Now imagine getting anything on your computer read back to you.

There is a little-known tool available on most computers called text to speech.

Why do I use this little-known tool meant for accessibility? I am not illiterate nor blind, but I do use this often because my ears are available more than my eyes are.

This is the same reason I listen to audiobooks and podcasts. Ears can take constant input. Eyes are needed for many things to see around you, guide you and also read.

If I need to “read” an online article, email or document (like an ‘exciting’ contract), this will read aloud all text as-is. Your computer may have multiple voices to choose from to read this text Verbatim.

  1. Find ‘text to speech’ in your system preferences.
  2. Select a voice you want to read the text and the rate of speed for the machine to read it to you.
  3. Memorize the hot keys to hit to activate this function
  4. Select some text on your internet browser or within a document.
  5. Hit the hot keys.

It will read just about any text to you so you don’t miss it.

Yes, you can control the rate of how fast or slow you want text read to you.

I use this text to speech to do the first passes of editing and proofreading of my eBooks.

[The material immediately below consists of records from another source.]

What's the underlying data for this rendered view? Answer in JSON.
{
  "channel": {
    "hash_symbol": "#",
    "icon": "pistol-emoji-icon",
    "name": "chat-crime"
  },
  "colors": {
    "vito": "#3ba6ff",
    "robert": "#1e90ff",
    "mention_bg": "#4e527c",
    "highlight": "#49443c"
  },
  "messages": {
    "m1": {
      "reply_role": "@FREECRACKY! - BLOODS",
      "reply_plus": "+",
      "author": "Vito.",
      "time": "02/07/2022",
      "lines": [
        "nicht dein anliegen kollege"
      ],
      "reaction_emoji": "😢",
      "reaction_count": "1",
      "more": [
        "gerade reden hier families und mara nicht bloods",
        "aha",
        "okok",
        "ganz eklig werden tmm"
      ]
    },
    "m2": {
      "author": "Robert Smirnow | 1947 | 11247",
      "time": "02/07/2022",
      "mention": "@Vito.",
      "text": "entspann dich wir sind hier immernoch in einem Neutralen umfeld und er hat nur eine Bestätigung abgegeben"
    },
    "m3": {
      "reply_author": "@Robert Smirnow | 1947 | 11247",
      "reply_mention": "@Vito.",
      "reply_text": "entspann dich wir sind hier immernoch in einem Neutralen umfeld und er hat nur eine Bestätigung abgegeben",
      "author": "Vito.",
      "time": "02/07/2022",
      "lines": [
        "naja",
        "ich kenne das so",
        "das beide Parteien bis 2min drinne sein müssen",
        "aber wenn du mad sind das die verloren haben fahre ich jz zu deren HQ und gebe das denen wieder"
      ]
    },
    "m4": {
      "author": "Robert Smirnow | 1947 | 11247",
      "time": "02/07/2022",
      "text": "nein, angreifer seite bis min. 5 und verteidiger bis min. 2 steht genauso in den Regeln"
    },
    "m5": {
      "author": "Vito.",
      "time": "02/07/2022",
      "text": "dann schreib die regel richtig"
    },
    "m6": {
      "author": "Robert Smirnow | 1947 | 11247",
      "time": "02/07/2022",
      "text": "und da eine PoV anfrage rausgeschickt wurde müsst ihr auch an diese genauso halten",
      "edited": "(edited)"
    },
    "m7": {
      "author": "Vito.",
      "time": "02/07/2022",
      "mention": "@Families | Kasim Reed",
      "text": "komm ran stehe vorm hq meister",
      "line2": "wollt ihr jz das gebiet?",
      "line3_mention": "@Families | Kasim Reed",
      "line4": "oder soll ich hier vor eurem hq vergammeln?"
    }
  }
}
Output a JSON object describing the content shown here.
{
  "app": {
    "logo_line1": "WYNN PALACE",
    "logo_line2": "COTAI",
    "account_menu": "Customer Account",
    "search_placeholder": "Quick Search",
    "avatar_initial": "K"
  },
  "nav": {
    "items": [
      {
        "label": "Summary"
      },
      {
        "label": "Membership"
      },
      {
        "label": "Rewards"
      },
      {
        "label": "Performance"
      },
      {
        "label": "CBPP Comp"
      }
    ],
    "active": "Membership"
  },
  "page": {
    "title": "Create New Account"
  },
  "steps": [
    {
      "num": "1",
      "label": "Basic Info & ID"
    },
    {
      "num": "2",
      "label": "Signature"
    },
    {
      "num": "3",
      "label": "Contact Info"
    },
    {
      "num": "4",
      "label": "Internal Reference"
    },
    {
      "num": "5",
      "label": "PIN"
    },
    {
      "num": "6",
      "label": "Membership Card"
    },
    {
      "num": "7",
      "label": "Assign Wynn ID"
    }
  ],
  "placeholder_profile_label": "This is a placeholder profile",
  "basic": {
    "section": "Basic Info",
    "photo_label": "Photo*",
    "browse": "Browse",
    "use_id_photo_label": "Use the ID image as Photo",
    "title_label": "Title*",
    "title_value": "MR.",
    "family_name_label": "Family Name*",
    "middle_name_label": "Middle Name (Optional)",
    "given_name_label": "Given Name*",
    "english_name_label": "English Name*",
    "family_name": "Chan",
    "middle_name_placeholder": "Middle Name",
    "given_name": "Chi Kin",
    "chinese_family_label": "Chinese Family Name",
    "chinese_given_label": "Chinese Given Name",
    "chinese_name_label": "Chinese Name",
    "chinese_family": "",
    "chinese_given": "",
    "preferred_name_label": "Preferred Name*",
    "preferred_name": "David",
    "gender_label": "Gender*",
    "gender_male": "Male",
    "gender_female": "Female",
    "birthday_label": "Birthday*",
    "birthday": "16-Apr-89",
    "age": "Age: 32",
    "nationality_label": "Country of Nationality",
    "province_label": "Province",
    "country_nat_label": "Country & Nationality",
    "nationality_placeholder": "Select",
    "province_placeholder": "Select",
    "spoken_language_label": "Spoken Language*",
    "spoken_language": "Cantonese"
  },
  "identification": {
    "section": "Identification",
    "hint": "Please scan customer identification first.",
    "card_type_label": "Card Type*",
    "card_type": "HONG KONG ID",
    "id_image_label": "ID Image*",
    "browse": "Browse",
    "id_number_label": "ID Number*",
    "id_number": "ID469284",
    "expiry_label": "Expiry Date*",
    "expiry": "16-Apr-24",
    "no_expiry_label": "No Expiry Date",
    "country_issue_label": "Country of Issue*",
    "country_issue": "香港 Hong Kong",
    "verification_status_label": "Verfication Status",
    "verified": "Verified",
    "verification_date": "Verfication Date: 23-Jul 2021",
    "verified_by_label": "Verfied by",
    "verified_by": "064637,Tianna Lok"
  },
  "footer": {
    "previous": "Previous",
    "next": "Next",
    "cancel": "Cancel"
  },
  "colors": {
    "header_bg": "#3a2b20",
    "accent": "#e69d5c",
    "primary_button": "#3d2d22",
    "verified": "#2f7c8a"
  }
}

Audio is faster than typing or reading (I speak fast too). This is the same reason why I recently adopted and use an Amazon Echo Dot. I can ask Alexa any of its 15,000+ different ‘skills’ which includes continuing an audio book from Audible.

Some apps call it ‘read aloud’ feature. Adobe Acrobat has this feature to read PDFs back to you as well.

Have you tried using text to speech to save yourself time?

Questions?